Bramshott Camp, England,
March 23rd, 1917

Dear Mother,

I was lucky enough to get three of your letters together this week, but that makes up for their slowness in coming, as we didn't get any Canadian mail for three weeks. But when it did come it came in a heap.

Well mother, I haven't much news for you this week as things are just the same, the weather included. It rains every other day. I had a letter from aunt Jessie last Sunday, but she hadn't been very well, but Granny and the rest were all right. She said she expected Roland home on leave. I have to go through two weeks musketry course before we get away on leave. I was glad to hear you had an increase in the pigs and calves, and I hope you get along well with them as they are as good as anything for paying now. I suppose that you will be putting in the garden soon. I'd like to be able to help you. I'll have to try for leave, eh; it would be nice to have some of the good old times again. I got auntie's letter with yours, and the pictures she took of us, when I was home last, and they are good, especially the one of you and auntie. I'm writing her tonight too, but tell her how glad I was to get them.

Well, don't you miss the Standongs this winter. I guess the homestead looks too cold for him. You'll miss Mrs. Chisholm too; she was a good sort, wasn't she? It's too bad there isn't more folks around. You'll get plenty of talk about down east when Mrs. Wright gets back. Geordie is still with us, and gets along all right; Gavin Lowne has a stripe now; Clare lost his in Halifax for too much swank. Don't forget to tell Joe.

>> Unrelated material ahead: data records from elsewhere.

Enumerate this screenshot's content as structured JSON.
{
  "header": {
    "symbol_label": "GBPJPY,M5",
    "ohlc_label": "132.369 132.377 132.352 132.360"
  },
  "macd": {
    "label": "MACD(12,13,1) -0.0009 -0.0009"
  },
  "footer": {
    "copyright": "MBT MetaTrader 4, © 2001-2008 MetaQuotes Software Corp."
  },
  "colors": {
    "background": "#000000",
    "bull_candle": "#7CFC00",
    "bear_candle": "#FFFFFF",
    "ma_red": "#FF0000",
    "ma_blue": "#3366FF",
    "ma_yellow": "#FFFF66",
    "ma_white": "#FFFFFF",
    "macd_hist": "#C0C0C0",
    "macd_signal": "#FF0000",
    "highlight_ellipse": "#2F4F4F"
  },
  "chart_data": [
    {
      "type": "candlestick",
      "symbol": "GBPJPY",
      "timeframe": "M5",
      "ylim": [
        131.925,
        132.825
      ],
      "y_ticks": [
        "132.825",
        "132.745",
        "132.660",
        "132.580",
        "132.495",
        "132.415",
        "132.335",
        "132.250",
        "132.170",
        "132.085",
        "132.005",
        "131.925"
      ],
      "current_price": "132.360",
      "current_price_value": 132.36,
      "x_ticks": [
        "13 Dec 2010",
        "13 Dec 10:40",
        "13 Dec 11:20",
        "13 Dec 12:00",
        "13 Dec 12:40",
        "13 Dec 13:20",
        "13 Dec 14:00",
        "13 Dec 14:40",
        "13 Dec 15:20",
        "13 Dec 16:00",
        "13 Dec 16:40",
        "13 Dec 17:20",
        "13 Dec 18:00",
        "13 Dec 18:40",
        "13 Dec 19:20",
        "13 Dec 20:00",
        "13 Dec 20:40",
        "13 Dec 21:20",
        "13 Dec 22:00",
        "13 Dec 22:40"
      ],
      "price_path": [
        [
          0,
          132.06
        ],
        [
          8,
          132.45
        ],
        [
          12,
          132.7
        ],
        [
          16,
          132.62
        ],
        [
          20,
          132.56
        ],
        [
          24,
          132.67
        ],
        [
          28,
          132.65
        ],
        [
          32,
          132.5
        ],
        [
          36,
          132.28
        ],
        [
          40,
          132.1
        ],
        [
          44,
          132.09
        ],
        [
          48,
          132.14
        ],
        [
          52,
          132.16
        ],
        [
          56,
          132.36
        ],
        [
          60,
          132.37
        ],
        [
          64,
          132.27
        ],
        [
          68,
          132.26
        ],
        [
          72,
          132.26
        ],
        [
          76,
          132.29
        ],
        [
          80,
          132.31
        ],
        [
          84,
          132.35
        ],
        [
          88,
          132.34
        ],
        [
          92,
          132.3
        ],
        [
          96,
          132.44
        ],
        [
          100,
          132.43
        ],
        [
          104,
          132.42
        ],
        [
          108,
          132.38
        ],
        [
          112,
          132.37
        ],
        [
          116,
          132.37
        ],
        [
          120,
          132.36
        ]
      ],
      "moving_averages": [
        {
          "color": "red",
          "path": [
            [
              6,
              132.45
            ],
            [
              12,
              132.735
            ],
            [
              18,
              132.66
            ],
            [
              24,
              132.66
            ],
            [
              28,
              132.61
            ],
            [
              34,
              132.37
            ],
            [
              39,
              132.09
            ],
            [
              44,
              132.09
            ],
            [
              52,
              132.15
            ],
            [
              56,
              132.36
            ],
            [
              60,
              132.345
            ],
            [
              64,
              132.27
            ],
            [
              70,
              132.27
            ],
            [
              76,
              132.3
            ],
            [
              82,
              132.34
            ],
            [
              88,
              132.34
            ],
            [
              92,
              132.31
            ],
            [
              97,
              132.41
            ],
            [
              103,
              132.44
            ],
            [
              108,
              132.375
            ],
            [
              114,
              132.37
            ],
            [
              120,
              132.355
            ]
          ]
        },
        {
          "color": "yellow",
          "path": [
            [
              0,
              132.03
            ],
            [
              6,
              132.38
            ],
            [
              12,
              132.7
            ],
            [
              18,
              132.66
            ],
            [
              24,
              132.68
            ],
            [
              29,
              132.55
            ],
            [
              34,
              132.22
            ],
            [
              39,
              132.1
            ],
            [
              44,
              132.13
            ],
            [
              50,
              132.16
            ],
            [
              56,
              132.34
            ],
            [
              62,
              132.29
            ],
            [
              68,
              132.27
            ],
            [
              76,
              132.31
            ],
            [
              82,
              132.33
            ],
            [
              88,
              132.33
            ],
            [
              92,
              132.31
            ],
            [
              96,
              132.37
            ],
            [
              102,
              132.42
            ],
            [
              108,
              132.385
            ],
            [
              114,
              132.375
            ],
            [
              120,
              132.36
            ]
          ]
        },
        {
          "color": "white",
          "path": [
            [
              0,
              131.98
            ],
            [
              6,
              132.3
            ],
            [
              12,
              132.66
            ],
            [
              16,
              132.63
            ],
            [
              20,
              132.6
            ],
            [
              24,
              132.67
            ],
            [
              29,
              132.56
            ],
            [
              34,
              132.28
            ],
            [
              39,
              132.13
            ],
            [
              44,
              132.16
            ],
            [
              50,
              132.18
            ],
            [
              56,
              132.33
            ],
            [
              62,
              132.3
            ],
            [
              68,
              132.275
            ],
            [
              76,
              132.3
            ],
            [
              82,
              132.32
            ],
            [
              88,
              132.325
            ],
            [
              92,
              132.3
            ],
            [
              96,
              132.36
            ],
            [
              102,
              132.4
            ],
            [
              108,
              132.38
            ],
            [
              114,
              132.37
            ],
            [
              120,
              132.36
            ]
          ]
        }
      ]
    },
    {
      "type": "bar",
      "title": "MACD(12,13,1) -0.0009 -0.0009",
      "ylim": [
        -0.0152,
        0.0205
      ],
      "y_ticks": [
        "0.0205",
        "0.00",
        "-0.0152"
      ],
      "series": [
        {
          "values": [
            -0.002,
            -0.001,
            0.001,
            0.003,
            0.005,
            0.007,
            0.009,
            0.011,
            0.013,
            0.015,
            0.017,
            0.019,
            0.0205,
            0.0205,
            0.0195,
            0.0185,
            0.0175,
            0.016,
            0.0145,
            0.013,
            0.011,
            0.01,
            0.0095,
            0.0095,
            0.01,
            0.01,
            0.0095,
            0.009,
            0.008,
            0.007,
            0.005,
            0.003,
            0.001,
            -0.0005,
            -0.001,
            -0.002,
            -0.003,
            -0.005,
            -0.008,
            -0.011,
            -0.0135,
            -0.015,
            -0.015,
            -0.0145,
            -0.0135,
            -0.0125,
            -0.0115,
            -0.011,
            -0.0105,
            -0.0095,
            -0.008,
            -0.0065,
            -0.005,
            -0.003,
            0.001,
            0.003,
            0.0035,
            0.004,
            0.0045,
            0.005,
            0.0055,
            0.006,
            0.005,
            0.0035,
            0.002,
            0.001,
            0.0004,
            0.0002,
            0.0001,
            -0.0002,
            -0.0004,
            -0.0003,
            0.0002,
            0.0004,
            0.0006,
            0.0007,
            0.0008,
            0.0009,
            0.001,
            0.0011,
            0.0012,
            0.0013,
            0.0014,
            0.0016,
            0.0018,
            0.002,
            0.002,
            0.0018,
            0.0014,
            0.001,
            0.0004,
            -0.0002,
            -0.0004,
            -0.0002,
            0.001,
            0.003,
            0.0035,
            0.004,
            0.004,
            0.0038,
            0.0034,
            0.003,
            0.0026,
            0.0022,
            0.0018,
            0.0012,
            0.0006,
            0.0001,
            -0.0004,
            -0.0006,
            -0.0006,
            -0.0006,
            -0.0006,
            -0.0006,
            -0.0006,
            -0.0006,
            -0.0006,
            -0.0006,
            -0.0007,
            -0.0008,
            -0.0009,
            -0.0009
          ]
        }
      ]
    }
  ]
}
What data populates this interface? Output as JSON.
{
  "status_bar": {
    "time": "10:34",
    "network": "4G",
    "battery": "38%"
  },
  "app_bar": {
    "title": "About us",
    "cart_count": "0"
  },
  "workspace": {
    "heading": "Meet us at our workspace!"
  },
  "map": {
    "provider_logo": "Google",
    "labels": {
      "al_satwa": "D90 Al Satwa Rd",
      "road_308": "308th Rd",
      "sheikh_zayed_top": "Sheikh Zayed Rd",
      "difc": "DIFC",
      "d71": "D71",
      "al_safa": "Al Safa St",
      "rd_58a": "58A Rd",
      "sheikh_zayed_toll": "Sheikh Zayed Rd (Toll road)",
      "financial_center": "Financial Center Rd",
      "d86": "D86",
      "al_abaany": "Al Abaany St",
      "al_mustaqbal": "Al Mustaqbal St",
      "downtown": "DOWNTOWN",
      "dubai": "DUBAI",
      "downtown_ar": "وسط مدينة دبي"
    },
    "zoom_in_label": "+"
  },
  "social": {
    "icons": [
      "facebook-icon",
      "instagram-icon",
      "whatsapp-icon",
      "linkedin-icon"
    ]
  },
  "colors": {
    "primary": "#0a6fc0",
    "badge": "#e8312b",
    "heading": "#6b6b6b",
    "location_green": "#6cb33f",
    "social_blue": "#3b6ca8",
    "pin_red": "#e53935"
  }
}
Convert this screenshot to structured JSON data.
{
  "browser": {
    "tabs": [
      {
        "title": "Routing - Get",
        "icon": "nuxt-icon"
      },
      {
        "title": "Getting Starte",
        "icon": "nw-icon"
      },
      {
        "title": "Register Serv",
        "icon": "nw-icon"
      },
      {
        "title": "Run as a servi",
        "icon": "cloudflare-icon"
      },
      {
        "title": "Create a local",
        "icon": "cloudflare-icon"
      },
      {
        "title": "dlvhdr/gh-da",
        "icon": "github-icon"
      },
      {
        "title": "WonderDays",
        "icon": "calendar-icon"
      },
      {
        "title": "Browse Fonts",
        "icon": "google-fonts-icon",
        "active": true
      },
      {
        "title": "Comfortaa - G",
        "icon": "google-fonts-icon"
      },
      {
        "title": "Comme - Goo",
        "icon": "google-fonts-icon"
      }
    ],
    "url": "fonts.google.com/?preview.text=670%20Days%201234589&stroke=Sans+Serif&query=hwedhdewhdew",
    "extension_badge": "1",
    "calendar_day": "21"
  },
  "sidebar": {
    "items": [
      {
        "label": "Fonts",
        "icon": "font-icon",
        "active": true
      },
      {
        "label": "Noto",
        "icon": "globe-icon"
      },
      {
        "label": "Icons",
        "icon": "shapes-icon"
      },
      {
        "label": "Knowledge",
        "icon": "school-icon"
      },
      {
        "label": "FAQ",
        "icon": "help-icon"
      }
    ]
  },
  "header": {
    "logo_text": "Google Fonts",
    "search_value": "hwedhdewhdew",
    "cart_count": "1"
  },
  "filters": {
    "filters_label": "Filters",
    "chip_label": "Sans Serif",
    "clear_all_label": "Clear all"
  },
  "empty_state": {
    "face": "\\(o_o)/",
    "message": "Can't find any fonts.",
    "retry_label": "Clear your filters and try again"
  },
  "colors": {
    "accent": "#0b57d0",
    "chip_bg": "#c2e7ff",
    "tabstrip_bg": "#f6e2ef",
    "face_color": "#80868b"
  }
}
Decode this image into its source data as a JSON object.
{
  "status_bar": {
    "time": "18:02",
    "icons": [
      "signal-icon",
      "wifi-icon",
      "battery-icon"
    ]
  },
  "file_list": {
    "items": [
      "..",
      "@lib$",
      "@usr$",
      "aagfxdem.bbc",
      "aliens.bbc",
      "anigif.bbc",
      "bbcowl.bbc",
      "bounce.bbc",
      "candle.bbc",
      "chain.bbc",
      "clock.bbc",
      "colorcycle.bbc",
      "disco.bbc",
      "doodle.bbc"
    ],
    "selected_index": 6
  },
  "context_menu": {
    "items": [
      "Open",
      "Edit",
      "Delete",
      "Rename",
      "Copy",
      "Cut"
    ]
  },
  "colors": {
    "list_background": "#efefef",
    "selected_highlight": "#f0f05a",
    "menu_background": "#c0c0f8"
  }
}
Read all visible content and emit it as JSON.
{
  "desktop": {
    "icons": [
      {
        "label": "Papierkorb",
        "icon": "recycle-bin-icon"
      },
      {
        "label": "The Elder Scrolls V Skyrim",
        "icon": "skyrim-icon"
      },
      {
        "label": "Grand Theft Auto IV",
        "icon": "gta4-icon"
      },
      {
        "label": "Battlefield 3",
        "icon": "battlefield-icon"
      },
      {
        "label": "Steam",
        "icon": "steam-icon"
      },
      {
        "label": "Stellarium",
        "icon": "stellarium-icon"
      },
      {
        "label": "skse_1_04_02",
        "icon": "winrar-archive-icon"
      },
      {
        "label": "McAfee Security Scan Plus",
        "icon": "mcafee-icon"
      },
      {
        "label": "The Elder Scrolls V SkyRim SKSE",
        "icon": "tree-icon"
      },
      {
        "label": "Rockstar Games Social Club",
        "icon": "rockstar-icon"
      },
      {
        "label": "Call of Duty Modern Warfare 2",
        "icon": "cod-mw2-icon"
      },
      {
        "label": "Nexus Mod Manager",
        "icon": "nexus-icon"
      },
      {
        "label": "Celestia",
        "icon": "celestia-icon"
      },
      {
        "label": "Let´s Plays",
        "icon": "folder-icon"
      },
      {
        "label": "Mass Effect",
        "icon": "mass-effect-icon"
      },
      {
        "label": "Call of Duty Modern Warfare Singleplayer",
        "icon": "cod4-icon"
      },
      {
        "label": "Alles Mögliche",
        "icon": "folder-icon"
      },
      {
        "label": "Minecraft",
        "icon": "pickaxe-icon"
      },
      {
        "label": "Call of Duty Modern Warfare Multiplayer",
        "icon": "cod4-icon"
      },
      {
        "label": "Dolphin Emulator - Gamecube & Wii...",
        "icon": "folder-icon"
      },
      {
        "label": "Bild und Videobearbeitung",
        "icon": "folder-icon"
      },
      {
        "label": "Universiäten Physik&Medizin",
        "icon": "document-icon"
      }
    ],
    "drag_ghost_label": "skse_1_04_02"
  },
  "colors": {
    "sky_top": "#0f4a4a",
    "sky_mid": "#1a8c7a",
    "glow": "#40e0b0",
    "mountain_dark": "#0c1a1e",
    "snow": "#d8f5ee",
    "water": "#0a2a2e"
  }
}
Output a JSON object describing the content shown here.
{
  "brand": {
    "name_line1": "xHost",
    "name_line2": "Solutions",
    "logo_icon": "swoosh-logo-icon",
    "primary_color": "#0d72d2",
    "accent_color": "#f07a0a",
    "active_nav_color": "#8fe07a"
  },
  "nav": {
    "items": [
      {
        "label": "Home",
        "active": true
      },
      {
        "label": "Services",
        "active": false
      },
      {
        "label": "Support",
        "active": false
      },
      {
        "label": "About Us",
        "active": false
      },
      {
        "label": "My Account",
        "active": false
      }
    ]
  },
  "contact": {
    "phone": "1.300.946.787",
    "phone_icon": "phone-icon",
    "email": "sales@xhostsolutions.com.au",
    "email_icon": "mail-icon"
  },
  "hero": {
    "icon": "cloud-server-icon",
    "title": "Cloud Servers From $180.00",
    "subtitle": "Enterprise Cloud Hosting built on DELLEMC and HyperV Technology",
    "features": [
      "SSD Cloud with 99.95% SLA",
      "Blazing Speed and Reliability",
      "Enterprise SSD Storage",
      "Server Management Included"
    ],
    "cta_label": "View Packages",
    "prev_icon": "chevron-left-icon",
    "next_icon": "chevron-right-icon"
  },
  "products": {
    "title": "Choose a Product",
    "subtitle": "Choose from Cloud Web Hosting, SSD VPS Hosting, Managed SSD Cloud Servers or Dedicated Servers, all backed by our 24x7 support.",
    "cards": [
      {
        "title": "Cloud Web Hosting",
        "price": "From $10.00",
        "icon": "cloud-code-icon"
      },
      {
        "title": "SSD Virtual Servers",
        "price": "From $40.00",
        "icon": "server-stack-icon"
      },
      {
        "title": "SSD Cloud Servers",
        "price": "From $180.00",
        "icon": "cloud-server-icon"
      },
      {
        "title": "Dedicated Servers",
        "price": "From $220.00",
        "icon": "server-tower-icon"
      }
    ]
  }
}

Well mother dear, I'll have to close now, but I'll be able to write you more about England after I get away, as we don't see anything around here, but camp. So with love to you all, and hoping Dad is getting on fine, from your ever loving son,